Outside the US it’s a very different story: we still have about 70% market share. We saw 15% growth YOY and, despite losing a little bit of market share in markets here and there, the overall market is continuing to grow. So with the market growth that we’re seeing outside the US, we’re still able to see very strong volume growth despite losing a small amount of market share.
Q: You said that the Januvia and Janumet script volume must grow. Given the SAVOR data from one of your competitors – which didn’t exactly enhance the outlook for the class – and given the competitive pressures, what is going to drive that TRx growth? Presumably it’s not marketing. You’ve got the SGLT-2 combination, but that’s still somewhat far off.
A: Currently, if you look at the IMS data, on a weekly basis we’re seeing about a 2% to 2.5% decline in TRx volume. And I would encourage you to focus on the TRx volume because that’s what is most closely correlated to overall sales. In order for us to grow for next year, what we have to do is see a change in that volume. If that volume continues to decline, obviously it’s going to be a problem for us to grow. I do think there are some things that we’re doing right now in order to help us find ways to grow. And I’ll give you a few examples.
Number one, we’ve spent a lot of our time defending our market share versus the competition. And I think we’ve done a very good job of defending our market share, by the fact that in the US, we have well over 70% share, and actually closer to 75% share of the DPP-4 class. What we have not been able to do is to get the class to grow by moving patients from sulfonylureas or to use DPP-4 inhibitors prior to sulfonylureas. I think that our sales forces have been distracted by focusing on market share. We now have representatives that are solely dedicated to focusing on market growth and trying to move share from sulfonylureas to Januvia. And I think that should help us. In addition to that, we’ve seen the impact of the new competitors, and I think for the most part they’ve begun to level off. So I think that now we can start to focus again away from market share and more market growth.
Regarding outcomes trials, I think that any positive outcomes trials in the DPP-4 inhibitor class should help the entire class. And as you may recall, our TECOS study will read out at the end of 2014. The other thing that we have on the horizon is MK-3102, which I believe will be a very important compound and potentially could help people start on a DPP-4 inhibitor even earlier than they do today. We also have an SGLT-2 inhibitor as well as an SGLT-2 combination with Januvia. So I believe the diabetes class is an important one for us today and it will be important for us in the future.
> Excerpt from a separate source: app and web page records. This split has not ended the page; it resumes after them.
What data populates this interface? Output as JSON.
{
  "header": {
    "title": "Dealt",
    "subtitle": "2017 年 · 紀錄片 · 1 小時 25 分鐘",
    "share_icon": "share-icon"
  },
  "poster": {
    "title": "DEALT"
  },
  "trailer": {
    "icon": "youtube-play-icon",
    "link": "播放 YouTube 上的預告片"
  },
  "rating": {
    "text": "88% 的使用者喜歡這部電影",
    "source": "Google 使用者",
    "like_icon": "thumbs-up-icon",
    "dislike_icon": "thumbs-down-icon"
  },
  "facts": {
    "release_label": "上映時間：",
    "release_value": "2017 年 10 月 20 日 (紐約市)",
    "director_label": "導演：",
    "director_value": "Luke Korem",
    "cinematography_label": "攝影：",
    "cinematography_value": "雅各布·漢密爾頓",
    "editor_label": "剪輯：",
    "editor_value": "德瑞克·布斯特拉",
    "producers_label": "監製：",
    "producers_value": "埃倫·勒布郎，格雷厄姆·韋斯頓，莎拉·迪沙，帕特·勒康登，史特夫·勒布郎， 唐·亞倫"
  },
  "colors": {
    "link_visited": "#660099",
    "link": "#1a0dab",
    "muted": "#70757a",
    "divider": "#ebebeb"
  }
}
Today it’s about maximizing Januvia and trying to move business from sulfonylureas over to Januvia. In the future, we’ll be able to utilize MK-3102 as well as the SGLT-2 inhibitor and its combination.
We are very focused on strengthening Januvia in the United States for all the reasons just stated. But it’s also important to remember that we have other sets of opportunities in our portfolio, including vaccines, immunology, HIV, and others.
Q: Could you provide an update on MK-1293, your insulin glargine me-too that was moving into late-stage testing? Are you moving forward or divesting it? And also, could you comment on the insulin facility that you recently completed building in Virginia?
A: We have been looking at a variety of different ways to assist in the therapy of patients with diabetes. We haven’t disclosed any information about how we might move forward in that area, so I really don’t have any comments about that.
--by Manu Venkat, Hannah Deming, and Kelly Close